No.  Coketown did not come out of its own furnaces, in all respects like gold that had stood the fire.  First, the perplexing mystery of the place was, Who belonged to the eighteen denominations?  Because, whoever did, the labouring people did not.  It was very strange to walk through the streets on a Sunday morning, and note how few of them the barbarous jangling of bells that was driving the sick and nervous mad, called away from their own quarter, from their own close rooms, from the corners of their own streets, where they lounged listlessly, gazing at all the church and chapel going, as at a thing with which they had no manner of concern.  Nor was it merely the stranger who noticed this, because there was a native organization in Coketown itself, whose members were to be heard of in the House of Commons every session, indignantly petitioning for acts of parliament that should make these people religious by main force.  Then came the Teetotal Society, who complained that these same people would get drunk, and showed in tabular statements that they did get drunk, and proved at tea parties that no inducement, human or Divine (except a medal), would induce them to forego their custom of getting drunk.  Then came the chemist and druggist, with other tabular statements, showing that when they didn’t get drunk, they took opium.  Then came the experienced chaplain of the jail, with more tabular statements, outdoing all the previous tabular statements, and showing that the same people would resort to low haunts, hidden from the public eye, where they heard low singing and saw low dancing, and mayhap joined in it; and where A. B., aged twenty-four next birthday, and committed for eighteen months’ solitary, had himself said (not that he had ever shown himself particularly worthy of belief) his ruin began, as he was perfectly sure and confident that otherwise he would have been a tip-top moral specimen.  Then came Mr. Gradgrind and Mr. Bounderby, the two gentlemen at this present moment walking through Coketown, and both eminently practical, who could, on occasion, furnish more tabular statements derived from their own personal experience, and illustrated by cases they had known and seen, from which it clearly appeared—in short, it was the only clear thing in the case—that these same people were a bad lot altogether, gentlemen; that do what you would for them they were never thankful for it, gentlemen; that they were restless, gentlemen; that they never knew what they wanted; that they lived upon the best, and bought fresh butter; and insisted on Mocha coffee, and rejected all but prime parts of meat, and yet were eternally dissatisfied and unmanageable.  In short, it was the moral of the old nursery fable:

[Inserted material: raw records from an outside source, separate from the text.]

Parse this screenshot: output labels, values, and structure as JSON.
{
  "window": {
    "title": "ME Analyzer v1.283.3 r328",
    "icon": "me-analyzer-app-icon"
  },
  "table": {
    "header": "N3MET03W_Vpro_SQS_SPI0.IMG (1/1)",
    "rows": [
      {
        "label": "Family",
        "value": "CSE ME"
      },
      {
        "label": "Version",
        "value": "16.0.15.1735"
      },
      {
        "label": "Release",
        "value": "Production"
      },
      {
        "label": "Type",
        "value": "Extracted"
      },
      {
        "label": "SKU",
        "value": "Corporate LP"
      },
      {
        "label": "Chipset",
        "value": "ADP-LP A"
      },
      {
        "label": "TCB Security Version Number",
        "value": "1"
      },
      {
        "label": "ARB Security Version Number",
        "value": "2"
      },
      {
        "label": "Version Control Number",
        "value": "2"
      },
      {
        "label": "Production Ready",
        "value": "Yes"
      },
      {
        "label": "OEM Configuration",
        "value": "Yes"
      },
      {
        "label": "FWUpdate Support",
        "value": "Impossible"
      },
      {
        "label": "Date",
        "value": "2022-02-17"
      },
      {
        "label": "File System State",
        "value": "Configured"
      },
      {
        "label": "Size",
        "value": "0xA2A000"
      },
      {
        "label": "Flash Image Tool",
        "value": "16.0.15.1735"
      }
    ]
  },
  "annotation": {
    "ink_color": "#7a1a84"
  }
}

There was an old woman, and what do you think?
She lived upon nothing but victuals and drink;
Victuals and drink were the whole of her diet,
And yet this old woman would 
NEVER be quiet.

Is it possible, I wonder, that there was any analogy between the case of the Coketown population and the case of the little Gradgrinds?  Surely, none of us in our sober senses and acquainted with figures, are to be told at this time of day, that one of the foremost elements in the existence of the Coketown working-people had been for scores of years, deliberately set at nought?  That there was any Fancy in them demanding to be brought into healthy existence instead of struggling on in convulsions?  That exactly in the ratio as they worked long and monotonously, the craving grew within them for some physical relief—some relaxation, encouraging good humour and good spirits, and giving them a vent—some recognized holiday, though it were but for an honest dance to a stirring band of music—some occasional light pie in which even M’Choakumchild had no finger—which craving must and would be satisfied aright, or must and would inevitably go wrong, until the laws of the Creation were repealed?